Long term effects for a child diagnosed with pediatric dysphagia (ASHA) include:
•Poor weight gain/failure to thrive •Aspiration pneumonia and/or compromised pulmonary status •Food aversion •Dehydration/malnutrition •Ongoing need for enteral or parenteral nutrition
Children with feeding and swallowing disorders very often will require a modified textured diet in order to improve nutrition and decrease risk of malnutrition and dehydration as well as decrease risk/episodes of aspiration which can lead to pneumonia.
Diagnosing a child with dysphagia requires a team approach.
Members of the team include the following professionals:
A speech language pathologist who specializes in swallowing and feeding One or more physicians that can be a pediatrician, neurologist, otolaryngologist, pulmonologist, neurosurgeon, cardiologist, gastroenterologist, plastic surgeon Nurse/nurse practitioner Occupational therapist Psychologist Social worker Physical therapist Audiologist
The evaluation consists of both clinical observation, parent report and several objective test measures including:
Video Fluoroscopic Swallowing Study (VFSS) Fiberoptic Endoscopic Evaluation of Swallowing (FEES) Fiberoptic Endoscopic Evaluation of Swallowing and Sensory Testing (FEESST)
The goals of treatment include:
•To maintain adequate nutrition and hydration while ensuring safe swallowing •Work together with family to determine dietary preferences •Minimize risk of aspiration and pulmonary complications •Improve quality of life •Help the child eat and drink efficiently and safely to the highest degree possible
Diet modifications are made by ensuring consistency and safety and should follow the guidelines outlined by The American Dietetic Association for Modified Textured Diets which have several levels for liquids and solids.
In addition to the texture modification, taste and temperature may be modified for those children who experience sensory issues as well.

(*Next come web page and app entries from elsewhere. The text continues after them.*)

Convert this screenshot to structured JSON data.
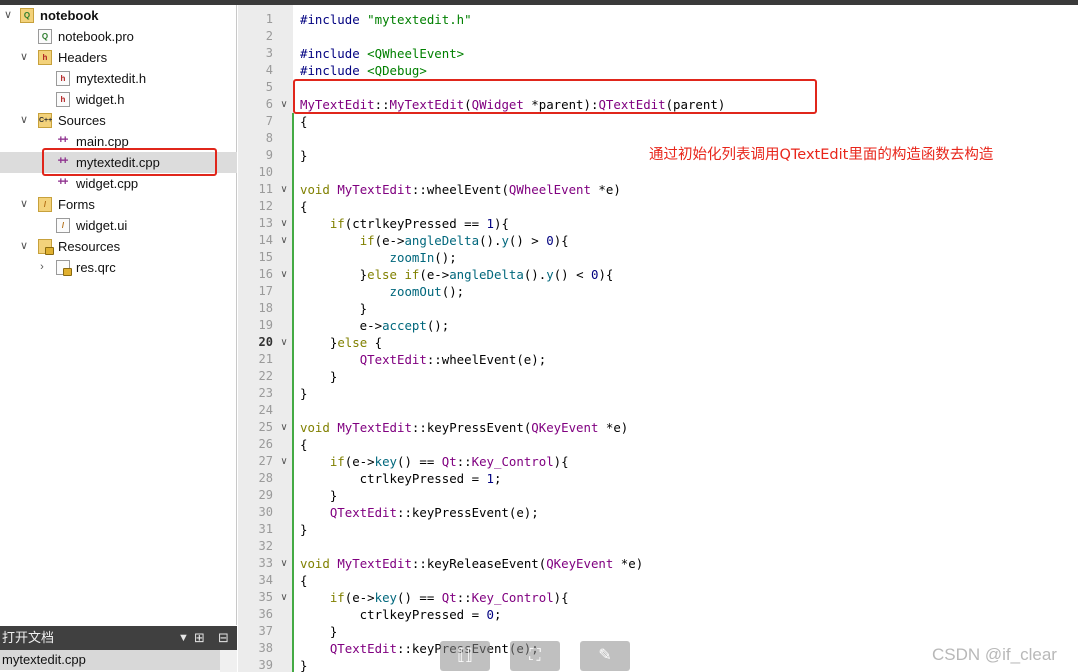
{
  "project_tree": {
    "project": "notebook",
    "pro_file": "notebook.pro",
    "headers_label": "Headers",
    "headers": [
      "mytextedit.h",
      "widget.h"
    ],
    "sources_label": "Sources",
    "sources": [
      "main.cpp",
      "mytextedit.cpp",
      "widget.cpp"
    ],
    "forms_label": "Forms",
    "forms": [
      "widget.ui"
    ],
    "resources_label": "Resources",
    "resources": [
      "res.qrc"
    ]
  },
  "open_documents": {
    "title": "打开文档",
    "items": [
      "mytextedit.cpp"
    ]
  },
  "editor": {
    "annotation": "通过初始化列表调用QTextEdit里面的构造函数去构造",
    "current_line": 20,
    "lines": [
      "#include \"mytextedit.h\"",
      "",
      "#include <QWheelEvent>",
      "#include <QDebug>",
      "",
      "MyTextEdit::MyTextEdit(QWidget *parent):QTextEdit(parent)",
      "{",
      "",
      "}",
      "",
      "void MyTextEdit::wheelEvent(QWheelEvent *e)",
      "{",
      "    if(ctrlkeyPressed == 1){",
      "        if(e->angleDelta().y() > 0){",
      "            zoomIn();",
      "        }else if(e->angleDelta().y() < 0){",
      "            zoomOut();",
      "        }",
      "        e->accept();",
      "    }else {",
      "        QTextEdit::wheelEvent(e);",
      "    }",
      "}",
      "",
      "void MyTextEdit::keyPressEvent(QKeyEvent *e)",
      "{",
      "    if(e->key() == Qt::Key_Control){",
      "        ctrlkeyPressed = 1;",
      "    }",
      "    QTextEdit::keyPressEvent(e);",
      "}",
      "",
      "void MyTextEdit::keyReleaseEvent(QKeyEvent *e)",
      "{",
      "    if(e->key() == Qt::Key_Control){",
      "        ctrlkeyPressed = 0;",
      "    }",
      "    QTextEdit::keyPressEvent(e);",
      "}"
    ]
  },
  "watermark": "CSDN @if_clear",
  "colors": {
    "keyword": "#808000",
    "type": "#800080",
    "string": "#008000",
    "function": "#00677c",
    "number": "#000080",
    "highlight_box": "#e0261b"
  }
}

The USFDA has cautioned consumers about commercial, gum based thickeners for use with children because of adverse effects that have been reported.
NOTE: Textured Food Innovation’s products DO NOT contain any type of commercial thickeners .
We Are Making Meal Time Enjoyable For Children Once Again